▸ **Work order**: In how many lines of the records does the word "chevron" appear? Reply with the number and nothing else.

BEGIN

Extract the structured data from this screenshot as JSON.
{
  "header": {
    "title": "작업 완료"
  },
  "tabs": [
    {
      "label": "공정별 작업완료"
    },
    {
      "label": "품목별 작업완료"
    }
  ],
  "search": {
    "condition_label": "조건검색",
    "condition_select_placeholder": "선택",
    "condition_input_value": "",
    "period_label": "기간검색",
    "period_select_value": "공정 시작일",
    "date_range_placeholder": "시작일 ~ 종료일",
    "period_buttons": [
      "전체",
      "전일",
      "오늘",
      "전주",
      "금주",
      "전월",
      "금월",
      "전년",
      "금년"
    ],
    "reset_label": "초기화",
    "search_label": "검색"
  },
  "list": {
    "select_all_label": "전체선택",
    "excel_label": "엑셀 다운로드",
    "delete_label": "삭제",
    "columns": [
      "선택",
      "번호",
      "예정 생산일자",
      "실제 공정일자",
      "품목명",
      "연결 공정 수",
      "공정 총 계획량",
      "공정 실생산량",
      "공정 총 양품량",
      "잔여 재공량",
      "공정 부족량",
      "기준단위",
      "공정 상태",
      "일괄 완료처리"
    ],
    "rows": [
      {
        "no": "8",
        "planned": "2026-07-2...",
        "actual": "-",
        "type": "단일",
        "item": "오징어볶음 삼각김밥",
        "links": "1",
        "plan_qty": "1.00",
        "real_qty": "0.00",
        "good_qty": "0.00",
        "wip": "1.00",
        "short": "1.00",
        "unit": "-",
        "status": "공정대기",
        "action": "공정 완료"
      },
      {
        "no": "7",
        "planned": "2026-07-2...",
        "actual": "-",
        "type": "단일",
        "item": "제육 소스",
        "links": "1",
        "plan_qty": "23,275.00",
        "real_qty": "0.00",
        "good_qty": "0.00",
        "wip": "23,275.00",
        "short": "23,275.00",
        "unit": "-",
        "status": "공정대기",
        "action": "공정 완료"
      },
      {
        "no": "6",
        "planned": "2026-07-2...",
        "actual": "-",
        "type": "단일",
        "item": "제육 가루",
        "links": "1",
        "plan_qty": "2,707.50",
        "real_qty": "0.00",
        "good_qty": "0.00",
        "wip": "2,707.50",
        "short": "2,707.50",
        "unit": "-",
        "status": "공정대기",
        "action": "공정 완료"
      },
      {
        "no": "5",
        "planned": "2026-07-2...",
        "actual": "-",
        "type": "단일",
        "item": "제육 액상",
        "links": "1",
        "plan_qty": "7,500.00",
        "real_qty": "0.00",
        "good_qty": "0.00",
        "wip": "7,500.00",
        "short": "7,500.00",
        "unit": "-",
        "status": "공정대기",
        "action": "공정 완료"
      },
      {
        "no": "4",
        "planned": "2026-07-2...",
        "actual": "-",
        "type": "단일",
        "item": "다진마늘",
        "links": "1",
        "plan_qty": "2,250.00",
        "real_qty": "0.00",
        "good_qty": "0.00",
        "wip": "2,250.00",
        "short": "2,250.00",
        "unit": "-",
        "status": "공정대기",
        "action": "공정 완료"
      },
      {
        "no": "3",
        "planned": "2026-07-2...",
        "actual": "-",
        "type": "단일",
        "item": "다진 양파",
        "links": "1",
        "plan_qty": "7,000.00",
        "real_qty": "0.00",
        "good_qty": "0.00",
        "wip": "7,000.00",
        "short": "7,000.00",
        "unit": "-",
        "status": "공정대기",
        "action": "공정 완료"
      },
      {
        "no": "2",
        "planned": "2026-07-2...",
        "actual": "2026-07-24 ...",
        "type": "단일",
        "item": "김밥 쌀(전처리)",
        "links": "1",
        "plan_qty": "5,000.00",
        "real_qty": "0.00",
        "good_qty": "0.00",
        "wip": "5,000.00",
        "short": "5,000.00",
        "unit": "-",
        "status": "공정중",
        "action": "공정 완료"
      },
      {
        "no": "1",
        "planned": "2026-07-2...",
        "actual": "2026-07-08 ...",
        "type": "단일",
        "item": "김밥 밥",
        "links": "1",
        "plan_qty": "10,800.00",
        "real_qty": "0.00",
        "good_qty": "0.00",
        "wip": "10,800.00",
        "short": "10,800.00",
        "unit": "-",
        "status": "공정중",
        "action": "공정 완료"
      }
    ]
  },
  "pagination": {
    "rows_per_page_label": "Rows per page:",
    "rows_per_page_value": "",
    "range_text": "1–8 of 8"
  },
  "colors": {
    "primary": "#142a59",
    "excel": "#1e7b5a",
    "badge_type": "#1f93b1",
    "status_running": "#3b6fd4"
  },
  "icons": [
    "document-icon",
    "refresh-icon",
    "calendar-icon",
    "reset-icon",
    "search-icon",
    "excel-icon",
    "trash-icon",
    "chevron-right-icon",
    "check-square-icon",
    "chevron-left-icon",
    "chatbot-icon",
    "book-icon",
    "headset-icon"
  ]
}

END

▸ **Response to the exercise**: 2